McGregor said that hospitals needed to properly inform families of these procedures and that all emphasis should be on "palliative care" for the donor to avoid any unnecessary pain and trauma.
Sue McVey Dillon said the organ donation team and Michael's doctors had guided her and her family compassionately "every step of the way."
After Michael's death, Dillon was introduced to the recipient of his liver: 39-year-old Santos Felix, who had been ravaged by years of Hepatitis C acquired from childhood tattoos.
"The relationship was healing for our family," said Dillon, who became friends with Felix, watching his volleyball games and even traveling to Puerto Rico to meet his family.
"This has really helped families who have lost a loved one," said Howard Nathan, president of Philadelphia's Gift of Life program, which organized Michael's transplant.
"It gives families an option when all else is lost," he said. "All of these organs would have been buried if we had not incorporated DCD into the end-of-life care for families. And that would have been a real tragedy."
But not all donations have storybook endings. In a starkly different case in San Luis Obispo, Calif., a transplant surgeon may be criminally charged with giving excessive doses of pain medication to hasten the death of 26-year-old donor Ruben Navarro.
Navarro's organs could never be transplanted because he did not die until several hours after being removed from life support. The coroner ruled that he died of natural causes, but ethicists question why the surgeon was involved in the patient's end-of-life care -- a practice banned in hospitals.
"Causing death to maximize organ donation is violating all ethical standards governing organ procurement," said Arthur Caplan, the chair of medical ethics at the University of Pennsylvania. "Fear of this may cause people to revoke or not provide consent, and that jeopardizes thousands of lives."
The overarching "dead donor rule" is still sacrosanct, according to David Steinberg of Lahey Clinic Medical Center, who is chairman of the ethics committee at Medical Center in Burlington, Mass.
"It is still taboo to take an organ from someone who isn't already dead, but the longer you wait after death, the less viable the organs are," he said. "The question is: When is the earliest moment that you can call them dead?"
"Cardiac death determination is not scandalous," he said, "but there are philosophical problems and some social values to consider. A person is dying, and as soon as they are declared dead, they are rushed into the operating room. … It's hard for families to grieve."

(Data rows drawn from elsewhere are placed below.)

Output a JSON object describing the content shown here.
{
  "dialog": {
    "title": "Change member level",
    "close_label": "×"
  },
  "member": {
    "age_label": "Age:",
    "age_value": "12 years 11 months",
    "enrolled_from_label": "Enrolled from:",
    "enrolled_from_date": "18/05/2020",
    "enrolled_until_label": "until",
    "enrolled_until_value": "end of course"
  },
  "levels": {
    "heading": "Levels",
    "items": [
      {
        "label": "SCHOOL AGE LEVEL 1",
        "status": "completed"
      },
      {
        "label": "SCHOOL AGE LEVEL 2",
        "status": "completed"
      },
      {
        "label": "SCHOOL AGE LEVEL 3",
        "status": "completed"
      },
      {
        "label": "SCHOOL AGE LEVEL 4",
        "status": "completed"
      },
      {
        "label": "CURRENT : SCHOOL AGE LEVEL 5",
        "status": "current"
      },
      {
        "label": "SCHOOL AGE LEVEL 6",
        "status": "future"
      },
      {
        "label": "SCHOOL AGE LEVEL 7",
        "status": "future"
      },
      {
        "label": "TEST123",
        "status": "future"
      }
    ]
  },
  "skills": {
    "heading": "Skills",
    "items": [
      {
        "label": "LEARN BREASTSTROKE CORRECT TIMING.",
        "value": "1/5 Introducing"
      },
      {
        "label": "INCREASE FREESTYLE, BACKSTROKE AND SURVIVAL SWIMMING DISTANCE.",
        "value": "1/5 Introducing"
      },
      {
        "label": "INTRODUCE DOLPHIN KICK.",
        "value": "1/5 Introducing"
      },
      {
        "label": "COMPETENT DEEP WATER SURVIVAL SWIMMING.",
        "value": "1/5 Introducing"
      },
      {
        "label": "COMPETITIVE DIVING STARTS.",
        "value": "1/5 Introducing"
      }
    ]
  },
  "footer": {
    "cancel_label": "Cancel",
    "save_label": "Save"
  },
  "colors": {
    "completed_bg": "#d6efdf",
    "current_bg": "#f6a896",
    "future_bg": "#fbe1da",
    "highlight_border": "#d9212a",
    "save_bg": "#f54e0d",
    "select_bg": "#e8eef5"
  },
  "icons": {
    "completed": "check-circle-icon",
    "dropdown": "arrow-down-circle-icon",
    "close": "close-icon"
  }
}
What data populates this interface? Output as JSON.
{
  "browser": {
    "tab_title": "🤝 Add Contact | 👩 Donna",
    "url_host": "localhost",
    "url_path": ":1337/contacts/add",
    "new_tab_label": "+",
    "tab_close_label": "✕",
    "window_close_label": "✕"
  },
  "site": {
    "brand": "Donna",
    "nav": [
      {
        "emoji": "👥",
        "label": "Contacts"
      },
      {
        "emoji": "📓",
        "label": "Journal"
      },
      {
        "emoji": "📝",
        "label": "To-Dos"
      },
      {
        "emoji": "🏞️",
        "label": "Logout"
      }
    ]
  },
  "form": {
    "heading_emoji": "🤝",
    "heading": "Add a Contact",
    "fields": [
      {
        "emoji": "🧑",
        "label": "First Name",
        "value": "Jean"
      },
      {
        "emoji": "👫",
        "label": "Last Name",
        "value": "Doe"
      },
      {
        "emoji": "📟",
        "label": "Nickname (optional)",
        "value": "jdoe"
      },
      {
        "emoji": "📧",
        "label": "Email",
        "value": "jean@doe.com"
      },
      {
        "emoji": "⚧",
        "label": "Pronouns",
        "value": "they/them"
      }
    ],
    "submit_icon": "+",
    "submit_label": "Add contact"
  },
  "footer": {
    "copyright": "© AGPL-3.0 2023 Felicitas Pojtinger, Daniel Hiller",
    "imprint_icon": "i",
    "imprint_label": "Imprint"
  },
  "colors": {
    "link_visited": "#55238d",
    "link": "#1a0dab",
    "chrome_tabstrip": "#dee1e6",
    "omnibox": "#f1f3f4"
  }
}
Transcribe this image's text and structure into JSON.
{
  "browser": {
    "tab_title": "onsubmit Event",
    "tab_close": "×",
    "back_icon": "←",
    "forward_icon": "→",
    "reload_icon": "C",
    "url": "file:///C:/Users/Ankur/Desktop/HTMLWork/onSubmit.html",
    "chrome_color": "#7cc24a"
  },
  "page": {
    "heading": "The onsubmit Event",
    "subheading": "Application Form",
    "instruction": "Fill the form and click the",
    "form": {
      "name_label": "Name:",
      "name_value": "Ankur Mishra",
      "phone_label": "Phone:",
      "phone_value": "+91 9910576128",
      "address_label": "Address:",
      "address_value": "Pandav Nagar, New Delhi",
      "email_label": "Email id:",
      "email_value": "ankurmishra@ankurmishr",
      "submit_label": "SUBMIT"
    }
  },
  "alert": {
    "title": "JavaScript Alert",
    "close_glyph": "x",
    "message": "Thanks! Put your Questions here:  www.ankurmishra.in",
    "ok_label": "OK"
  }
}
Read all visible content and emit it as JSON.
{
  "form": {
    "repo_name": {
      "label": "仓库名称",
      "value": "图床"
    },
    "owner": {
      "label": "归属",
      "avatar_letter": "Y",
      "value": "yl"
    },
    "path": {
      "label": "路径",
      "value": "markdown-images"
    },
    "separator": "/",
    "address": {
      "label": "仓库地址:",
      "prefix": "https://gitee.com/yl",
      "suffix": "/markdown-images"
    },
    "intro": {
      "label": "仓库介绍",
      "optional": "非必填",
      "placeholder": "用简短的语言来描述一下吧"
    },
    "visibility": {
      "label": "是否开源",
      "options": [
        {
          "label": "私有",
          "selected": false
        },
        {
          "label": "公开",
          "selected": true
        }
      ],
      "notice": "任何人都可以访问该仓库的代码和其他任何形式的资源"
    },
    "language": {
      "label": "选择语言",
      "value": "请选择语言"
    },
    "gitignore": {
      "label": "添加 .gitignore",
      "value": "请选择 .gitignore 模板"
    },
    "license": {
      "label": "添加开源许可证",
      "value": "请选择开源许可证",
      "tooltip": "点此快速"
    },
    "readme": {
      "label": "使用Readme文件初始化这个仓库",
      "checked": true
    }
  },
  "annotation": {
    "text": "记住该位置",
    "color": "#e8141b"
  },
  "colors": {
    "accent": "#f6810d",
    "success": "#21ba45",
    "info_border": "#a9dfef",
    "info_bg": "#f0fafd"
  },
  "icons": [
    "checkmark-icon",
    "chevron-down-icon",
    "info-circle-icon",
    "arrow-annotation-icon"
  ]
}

Organ donation policies are designed to honor the wishes of patients, provide comfort and dignity to the donor, and offer families time to say goodbye to a loved one, according to Beth Israel's Hanto. Death care and transplantation procedures are always separate, he said.
Brain death donation, which is highly controlled, is still the preferred method for lung and heart transplants.
But cardiac death donation was a new option for families like the Dillons, who knew their son would become brain dead over time and didn't want to prolong the inevitable.
"Policies need to be enforced with how and where we do them," Hanto said. "The families are onboard with this. None of us would pull the plug out from under their nose."
Such was the case with Sue McVey Dillon, who now serves on the faculty of a federal organ donor collaborative and urges other families to choose DCD.
"People always assume that once a patient dies, they can say they want to donate, but, in fact, that is too late," she said. "Donation after cardiac death cannot happen until the family asks for it. I cannot imagine that there are hospitals that do not present this as an option. Put the shoe on the other foot if your child needed a transplant. There's nothing you wouldn't do for them."
Sometimes Dillon said she saw her son in Felix, who had an "ornery" personality and made her laugh. Sadly, Felix died just last year -- nearly 11 years after Michael's death.
"I miss Santos horribly," said Dillon, who has no regrets about donating her son's liver.
"Michael was going to die, and we had already drawn the line when we decided to remove him from life support," Dillon said. "It made the decision easy for us, because he could go on and help someone else."